◆ EXTRACTED DATA
*** Begin section ***
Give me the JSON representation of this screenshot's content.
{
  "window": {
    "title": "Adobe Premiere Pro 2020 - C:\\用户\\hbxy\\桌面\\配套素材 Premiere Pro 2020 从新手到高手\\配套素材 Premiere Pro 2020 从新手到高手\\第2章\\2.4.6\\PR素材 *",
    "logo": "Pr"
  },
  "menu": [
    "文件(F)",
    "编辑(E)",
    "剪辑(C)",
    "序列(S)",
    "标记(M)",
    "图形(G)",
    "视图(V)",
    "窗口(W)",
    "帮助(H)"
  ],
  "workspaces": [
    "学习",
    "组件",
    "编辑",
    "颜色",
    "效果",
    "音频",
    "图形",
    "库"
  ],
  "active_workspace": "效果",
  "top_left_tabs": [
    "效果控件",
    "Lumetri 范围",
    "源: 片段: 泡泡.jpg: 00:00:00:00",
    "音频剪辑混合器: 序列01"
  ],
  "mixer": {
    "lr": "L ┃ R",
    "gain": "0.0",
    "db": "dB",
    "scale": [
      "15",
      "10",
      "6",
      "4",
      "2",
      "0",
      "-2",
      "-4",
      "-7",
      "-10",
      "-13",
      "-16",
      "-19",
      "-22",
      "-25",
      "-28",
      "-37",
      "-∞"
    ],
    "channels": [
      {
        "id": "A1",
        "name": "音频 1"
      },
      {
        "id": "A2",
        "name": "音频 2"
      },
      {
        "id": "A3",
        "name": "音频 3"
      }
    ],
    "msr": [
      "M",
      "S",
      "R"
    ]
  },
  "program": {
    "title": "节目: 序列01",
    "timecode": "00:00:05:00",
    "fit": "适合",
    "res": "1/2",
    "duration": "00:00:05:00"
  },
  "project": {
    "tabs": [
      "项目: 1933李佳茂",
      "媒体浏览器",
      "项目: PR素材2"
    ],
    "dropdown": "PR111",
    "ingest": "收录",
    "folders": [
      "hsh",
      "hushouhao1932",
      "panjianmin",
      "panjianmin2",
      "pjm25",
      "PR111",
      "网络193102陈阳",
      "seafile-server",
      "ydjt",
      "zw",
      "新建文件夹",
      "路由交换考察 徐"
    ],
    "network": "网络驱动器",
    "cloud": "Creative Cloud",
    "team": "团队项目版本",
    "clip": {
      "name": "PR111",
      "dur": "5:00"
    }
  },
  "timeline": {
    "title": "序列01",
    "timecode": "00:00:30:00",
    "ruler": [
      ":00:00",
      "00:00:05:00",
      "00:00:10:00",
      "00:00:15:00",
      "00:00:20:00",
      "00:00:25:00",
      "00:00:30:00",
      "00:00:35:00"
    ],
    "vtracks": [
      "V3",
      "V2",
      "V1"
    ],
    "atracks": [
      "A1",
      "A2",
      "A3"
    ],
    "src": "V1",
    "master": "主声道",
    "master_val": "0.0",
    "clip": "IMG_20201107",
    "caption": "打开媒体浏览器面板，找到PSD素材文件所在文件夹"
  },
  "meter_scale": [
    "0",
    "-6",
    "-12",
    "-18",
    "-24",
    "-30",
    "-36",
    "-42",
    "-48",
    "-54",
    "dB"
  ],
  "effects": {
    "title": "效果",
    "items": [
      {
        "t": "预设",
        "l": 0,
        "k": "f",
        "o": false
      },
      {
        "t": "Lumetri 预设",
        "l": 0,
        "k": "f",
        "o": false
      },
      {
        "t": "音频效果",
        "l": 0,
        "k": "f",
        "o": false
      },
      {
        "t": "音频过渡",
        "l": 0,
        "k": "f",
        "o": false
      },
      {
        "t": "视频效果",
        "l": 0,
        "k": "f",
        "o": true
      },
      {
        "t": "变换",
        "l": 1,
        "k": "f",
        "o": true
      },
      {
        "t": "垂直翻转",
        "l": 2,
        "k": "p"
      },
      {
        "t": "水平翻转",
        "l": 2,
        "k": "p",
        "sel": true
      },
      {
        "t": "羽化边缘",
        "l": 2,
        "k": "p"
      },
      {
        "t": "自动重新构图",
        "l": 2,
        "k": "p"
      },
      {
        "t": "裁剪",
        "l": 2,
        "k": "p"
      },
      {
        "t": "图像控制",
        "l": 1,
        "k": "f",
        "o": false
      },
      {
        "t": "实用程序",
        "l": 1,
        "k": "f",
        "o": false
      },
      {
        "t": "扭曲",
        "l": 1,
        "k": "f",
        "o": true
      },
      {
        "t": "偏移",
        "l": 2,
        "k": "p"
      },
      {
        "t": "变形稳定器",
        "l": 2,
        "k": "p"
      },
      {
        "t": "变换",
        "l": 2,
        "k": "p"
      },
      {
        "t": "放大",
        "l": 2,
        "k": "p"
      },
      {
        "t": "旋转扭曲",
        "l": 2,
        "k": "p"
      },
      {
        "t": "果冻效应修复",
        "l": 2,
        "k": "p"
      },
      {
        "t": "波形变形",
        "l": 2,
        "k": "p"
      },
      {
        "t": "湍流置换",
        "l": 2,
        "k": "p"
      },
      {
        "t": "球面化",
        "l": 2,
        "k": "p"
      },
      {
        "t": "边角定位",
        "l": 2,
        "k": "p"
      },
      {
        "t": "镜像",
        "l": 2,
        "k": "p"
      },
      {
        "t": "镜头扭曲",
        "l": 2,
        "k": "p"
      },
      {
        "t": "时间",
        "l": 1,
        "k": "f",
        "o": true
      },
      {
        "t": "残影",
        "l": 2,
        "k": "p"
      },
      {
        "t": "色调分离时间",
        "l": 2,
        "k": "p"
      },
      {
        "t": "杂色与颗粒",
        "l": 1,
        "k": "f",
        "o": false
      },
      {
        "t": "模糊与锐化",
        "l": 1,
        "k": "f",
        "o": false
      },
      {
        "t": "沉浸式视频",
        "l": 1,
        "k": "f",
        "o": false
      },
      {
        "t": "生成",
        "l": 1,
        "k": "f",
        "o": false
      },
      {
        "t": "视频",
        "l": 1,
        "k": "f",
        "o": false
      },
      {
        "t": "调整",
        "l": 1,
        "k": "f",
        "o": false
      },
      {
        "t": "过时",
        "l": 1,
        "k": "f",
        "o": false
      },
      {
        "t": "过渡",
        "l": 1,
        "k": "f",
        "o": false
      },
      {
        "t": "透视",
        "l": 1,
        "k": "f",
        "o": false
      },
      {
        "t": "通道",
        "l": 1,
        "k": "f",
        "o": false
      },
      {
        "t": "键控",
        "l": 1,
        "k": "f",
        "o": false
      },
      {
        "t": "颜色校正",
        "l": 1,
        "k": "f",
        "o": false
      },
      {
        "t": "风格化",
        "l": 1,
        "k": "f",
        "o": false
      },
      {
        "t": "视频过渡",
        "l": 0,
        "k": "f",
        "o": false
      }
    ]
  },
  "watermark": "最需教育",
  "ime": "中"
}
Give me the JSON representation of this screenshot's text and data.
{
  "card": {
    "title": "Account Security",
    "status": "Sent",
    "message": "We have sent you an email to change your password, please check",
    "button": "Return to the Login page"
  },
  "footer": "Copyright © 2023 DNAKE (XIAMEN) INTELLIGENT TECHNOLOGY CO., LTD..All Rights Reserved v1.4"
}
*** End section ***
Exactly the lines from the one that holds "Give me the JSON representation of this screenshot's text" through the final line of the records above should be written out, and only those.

Give me the JSON representation of this screenshot's text and data.
{
  "card": {
    "title": "Account Security",
    "status": "Sent",
    "message": "We have sent you an email to change your password, please check",
    "button": "Return to the Login page"
  },
  "footer": "Copyright © 2023 DNAKE (XIAMEN) INTELLIGENT TECHNOLOGY CO., LTD..All Rights Reserved v1.4"
}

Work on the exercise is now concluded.